I haven’t had Kidney Stones personally but I watched as my Mum passed out with the pain of these. Not nice and I certainly wouldn’t fancy that.
It’s also really difficult. In that I mean, it’s really difficult to be strict enough to stay on the diet. Either in the short term or the long term.
For your body to enter a state of Ketosis (where the body uses ketones for fuel) you have to be on the Keto Diet for around seven days.
That’s seven days where you body is screaming at you to eat carbs, you feel poorly and have no energy.
When you do enter Ketosis, eating slightly more that 30 grams of carbohydrate can kick you straight back out again.
Another problem is that the low carbohydrate diet can work really well for a while and a lot of body fat is lost but after a while, the fat loss halts. Why is this?
I came across Dr Eades in this blog post which would explain this and I think he’s onto something.
In his post he explains that once the body is in Ketosis, it doesn’t care where it gets its fat from. This fat that will be converted into Ketones and used for energy can be created from fat taken from your body or from the food you eat.
The body really isn’t fussy about the provenance of its fat/fuel.
Dr Eades suggests that when dieters first start on their Keto journey they automatically restrict their calories at the same time. Creating a deficit.
This calorie deficit ensures that the body starts to burn of its own fat reserves as we aren’t eating enough.
This sounds good, right? However, we almost always encounter a period when we start to plateau in our weight loss.
Dr Eades thinks this is because after a while we get bored of just eating for nourishment and that we start to eat because we are enjoying it. He believes that we start to eat more high fat foods like cheese, nuts and seeds. The problem with this is the body will use dietary fat rather than the fat you have around your hips.
As with almost every diet that is haled as the best thing ever, there are pros and cons.
I personally feel that if you are a driven individual and you want to try this protocol then go ahead, try it.
Please let me know how you get on.
For some though, the Keto Diet is nigh on impossible to stick with for any long-term basis. I believe that this is because they skirt around the edges of Ketosis in and what I would call the Ketosis Groundhog Day.
Let me explain. They are strict enough to enter Ketosis after 7ish days but then eat a little too much carbohydrate and are kicked back out of ketosis. It then takes them another 7ish days to enter back into Ketosis.
This becomes a never-ending cycle with them having to cope with carbohydrate withdrawal on an almost continual basis until they finally decide enough is enough.

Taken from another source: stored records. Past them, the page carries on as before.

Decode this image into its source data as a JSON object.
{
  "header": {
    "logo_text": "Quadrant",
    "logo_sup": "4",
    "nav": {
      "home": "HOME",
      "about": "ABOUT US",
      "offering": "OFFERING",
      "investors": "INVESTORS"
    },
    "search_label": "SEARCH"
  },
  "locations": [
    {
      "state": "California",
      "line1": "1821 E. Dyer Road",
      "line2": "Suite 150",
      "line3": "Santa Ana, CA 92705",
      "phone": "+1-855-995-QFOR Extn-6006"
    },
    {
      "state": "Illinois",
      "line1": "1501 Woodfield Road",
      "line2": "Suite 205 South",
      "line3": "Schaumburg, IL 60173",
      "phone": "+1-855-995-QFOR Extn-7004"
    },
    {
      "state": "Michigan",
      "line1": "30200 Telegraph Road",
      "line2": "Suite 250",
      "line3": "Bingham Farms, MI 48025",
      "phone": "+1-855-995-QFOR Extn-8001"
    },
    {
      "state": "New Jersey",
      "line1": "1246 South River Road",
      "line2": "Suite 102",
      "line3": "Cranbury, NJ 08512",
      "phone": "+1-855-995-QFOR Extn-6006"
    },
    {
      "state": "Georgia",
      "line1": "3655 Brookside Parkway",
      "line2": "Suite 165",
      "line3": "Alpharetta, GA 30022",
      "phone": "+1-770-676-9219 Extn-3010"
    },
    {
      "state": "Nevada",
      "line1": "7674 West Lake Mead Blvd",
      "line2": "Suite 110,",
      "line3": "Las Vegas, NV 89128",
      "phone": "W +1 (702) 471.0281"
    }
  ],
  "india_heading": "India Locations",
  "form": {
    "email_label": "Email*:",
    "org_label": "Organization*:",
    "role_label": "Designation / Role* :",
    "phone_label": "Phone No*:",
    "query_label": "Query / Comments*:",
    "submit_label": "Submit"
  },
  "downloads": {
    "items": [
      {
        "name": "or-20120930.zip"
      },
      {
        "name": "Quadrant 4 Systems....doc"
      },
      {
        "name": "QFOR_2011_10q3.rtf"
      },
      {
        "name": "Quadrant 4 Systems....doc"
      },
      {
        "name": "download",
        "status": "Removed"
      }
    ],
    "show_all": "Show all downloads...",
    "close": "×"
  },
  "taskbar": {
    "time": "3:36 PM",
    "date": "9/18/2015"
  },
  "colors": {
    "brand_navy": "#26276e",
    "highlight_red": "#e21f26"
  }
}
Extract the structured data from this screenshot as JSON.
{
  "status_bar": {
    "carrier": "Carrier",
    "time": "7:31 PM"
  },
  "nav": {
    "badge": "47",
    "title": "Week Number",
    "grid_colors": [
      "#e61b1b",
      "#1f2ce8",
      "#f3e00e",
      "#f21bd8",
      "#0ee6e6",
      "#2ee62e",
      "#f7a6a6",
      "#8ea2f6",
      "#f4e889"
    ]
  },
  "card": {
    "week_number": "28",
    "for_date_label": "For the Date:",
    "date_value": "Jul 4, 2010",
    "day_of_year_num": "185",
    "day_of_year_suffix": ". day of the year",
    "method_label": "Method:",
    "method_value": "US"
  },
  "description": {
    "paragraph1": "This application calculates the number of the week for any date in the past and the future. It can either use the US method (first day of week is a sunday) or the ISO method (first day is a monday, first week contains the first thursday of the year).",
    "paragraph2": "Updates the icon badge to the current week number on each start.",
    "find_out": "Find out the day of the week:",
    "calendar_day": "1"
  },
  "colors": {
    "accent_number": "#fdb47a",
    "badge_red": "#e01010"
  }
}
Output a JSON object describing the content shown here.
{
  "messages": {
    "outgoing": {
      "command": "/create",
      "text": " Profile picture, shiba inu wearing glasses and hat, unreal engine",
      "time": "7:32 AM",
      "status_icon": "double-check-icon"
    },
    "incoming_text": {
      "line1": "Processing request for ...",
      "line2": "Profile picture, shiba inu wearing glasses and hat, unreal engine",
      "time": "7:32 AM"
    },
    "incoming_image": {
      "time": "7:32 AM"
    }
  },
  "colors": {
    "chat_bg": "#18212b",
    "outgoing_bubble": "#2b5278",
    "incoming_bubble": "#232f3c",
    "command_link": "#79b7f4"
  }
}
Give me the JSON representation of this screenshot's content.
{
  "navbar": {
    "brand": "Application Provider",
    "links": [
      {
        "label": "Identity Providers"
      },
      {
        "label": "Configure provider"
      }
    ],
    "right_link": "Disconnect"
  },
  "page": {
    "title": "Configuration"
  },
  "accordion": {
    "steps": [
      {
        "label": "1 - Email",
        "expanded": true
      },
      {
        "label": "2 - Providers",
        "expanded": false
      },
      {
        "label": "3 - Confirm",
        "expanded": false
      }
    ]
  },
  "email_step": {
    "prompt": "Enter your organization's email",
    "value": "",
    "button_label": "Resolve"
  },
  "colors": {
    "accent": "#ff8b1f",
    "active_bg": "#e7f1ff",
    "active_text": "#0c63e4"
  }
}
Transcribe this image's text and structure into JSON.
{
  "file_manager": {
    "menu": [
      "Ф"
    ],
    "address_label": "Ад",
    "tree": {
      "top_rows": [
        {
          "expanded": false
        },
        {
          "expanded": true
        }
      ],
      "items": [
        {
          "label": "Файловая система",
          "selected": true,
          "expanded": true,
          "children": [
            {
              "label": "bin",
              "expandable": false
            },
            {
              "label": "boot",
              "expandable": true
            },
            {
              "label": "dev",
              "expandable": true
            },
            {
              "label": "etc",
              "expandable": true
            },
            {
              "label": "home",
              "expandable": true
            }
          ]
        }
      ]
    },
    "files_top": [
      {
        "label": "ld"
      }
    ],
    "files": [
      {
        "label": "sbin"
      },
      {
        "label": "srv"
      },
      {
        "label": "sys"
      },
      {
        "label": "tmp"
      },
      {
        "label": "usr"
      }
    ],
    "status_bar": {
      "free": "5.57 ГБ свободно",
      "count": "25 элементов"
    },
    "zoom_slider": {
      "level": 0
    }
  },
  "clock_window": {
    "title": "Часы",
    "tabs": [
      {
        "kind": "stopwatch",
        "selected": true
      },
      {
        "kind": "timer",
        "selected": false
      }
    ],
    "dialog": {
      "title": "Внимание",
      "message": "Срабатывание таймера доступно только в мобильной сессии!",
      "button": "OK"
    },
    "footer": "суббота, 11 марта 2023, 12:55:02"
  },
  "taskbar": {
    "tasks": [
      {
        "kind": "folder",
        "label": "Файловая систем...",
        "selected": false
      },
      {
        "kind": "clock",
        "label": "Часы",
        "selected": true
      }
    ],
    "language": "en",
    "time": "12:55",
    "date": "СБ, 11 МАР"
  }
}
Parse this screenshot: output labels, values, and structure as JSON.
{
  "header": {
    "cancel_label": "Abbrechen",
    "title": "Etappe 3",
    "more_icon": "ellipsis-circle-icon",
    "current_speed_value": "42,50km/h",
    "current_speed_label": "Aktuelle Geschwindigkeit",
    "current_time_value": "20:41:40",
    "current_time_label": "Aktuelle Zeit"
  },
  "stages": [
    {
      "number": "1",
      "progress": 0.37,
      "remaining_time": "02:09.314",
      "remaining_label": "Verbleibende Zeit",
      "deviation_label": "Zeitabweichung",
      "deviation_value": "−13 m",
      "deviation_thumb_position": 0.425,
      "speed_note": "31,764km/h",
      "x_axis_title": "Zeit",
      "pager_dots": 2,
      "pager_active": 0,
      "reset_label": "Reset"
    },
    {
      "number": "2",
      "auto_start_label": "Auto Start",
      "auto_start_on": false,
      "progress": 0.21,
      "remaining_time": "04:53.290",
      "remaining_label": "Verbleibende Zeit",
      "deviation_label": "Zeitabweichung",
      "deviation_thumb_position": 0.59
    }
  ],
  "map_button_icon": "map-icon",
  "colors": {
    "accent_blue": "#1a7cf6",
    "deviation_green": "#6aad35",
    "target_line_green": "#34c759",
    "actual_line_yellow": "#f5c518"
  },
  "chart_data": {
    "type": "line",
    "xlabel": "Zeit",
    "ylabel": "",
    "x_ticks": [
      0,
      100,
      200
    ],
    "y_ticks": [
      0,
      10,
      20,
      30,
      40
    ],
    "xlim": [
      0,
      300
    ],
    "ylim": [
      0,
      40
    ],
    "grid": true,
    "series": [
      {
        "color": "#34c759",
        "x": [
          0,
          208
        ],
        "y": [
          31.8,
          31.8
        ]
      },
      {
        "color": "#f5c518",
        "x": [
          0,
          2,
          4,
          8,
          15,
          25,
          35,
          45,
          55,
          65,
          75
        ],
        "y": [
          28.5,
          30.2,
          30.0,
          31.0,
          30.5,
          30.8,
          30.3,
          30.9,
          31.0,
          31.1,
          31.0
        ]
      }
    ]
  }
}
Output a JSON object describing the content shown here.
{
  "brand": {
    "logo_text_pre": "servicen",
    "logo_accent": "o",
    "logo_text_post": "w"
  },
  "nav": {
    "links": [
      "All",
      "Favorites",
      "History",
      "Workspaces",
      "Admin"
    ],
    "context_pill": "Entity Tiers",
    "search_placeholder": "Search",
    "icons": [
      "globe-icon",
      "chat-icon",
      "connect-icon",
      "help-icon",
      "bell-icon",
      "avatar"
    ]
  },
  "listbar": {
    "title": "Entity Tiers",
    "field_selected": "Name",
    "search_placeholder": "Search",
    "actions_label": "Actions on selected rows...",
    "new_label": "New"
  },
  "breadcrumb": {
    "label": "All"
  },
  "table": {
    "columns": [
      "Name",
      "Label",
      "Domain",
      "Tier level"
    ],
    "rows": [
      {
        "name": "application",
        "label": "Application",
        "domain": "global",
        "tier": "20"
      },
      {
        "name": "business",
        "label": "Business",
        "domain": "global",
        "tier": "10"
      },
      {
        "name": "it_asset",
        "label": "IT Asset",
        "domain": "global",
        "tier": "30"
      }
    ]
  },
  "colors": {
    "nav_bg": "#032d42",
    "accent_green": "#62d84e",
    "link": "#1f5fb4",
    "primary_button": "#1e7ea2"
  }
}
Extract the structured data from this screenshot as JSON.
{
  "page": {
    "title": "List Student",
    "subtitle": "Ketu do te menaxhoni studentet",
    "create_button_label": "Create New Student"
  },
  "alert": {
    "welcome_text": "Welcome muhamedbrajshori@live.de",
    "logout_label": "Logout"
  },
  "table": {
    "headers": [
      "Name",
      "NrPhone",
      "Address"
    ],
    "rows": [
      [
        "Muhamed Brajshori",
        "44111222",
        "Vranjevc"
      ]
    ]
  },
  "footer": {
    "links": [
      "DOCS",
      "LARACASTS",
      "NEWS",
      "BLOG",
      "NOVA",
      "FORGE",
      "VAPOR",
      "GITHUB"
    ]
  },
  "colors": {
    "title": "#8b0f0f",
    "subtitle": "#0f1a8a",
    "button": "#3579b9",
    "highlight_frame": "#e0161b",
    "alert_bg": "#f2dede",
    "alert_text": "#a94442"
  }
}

The main take-away with all diets is that they manufacture a calorie deficit and the Keto Diet is no different. No matter what they tell you.
If you burn off more calories than you eat, you will lose body fat.
Have you tried the Keto Diet? What were your experiences?
If you have any questions or comments about this blog then please add them in the comment section below.
Be all you can be